# What is expected
How many lines in the records below hold the word "Story"? Answer with the number alone.

Website and app data records

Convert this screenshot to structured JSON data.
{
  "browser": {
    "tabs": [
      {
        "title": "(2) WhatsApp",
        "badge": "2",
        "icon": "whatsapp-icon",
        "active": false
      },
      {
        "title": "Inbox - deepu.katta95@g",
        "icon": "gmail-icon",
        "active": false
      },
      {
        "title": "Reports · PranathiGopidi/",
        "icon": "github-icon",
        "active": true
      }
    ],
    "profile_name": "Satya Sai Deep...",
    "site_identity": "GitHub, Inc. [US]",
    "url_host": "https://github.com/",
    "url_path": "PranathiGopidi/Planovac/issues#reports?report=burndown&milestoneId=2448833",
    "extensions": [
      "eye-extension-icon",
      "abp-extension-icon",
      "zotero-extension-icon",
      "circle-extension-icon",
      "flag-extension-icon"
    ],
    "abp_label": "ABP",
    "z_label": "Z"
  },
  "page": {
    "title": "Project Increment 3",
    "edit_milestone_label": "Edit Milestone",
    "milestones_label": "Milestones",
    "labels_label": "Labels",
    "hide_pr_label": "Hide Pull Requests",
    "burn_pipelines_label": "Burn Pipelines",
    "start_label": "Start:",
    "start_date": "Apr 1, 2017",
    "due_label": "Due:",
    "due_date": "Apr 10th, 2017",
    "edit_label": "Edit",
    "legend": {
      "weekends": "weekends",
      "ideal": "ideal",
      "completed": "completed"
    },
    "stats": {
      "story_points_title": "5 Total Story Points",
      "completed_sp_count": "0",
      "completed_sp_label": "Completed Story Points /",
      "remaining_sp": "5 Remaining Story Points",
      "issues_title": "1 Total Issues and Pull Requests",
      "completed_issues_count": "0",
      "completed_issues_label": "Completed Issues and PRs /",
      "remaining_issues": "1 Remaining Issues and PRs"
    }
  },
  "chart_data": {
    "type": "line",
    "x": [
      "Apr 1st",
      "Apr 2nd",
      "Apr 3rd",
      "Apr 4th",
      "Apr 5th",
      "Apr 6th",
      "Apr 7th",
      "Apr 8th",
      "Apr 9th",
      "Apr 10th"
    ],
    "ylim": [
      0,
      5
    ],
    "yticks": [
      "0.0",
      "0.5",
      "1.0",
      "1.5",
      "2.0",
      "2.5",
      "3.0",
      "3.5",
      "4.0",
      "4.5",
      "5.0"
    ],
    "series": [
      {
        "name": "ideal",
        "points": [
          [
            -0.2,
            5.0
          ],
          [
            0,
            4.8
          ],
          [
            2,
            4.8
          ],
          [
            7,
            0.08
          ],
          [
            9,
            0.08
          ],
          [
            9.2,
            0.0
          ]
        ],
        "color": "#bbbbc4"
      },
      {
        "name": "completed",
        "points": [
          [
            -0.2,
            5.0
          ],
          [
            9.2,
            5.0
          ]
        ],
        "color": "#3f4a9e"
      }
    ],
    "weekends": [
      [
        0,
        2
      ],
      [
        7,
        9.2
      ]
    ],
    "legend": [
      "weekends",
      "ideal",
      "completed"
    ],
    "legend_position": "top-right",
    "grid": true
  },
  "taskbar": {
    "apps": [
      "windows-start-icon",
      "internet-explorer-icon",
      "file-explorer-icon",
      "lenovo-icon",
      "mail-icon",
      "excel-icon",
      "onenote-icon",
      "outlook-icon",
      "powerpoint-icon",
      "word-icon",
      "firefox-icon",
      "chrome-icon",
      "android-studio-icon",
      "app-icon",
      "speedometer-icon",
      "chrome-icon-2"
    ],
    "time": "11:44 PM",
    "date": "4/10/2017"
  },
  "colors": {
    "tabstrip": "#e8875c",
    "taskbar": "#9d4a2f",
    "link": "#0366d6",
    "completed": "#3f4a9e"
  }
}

# Expected answer
3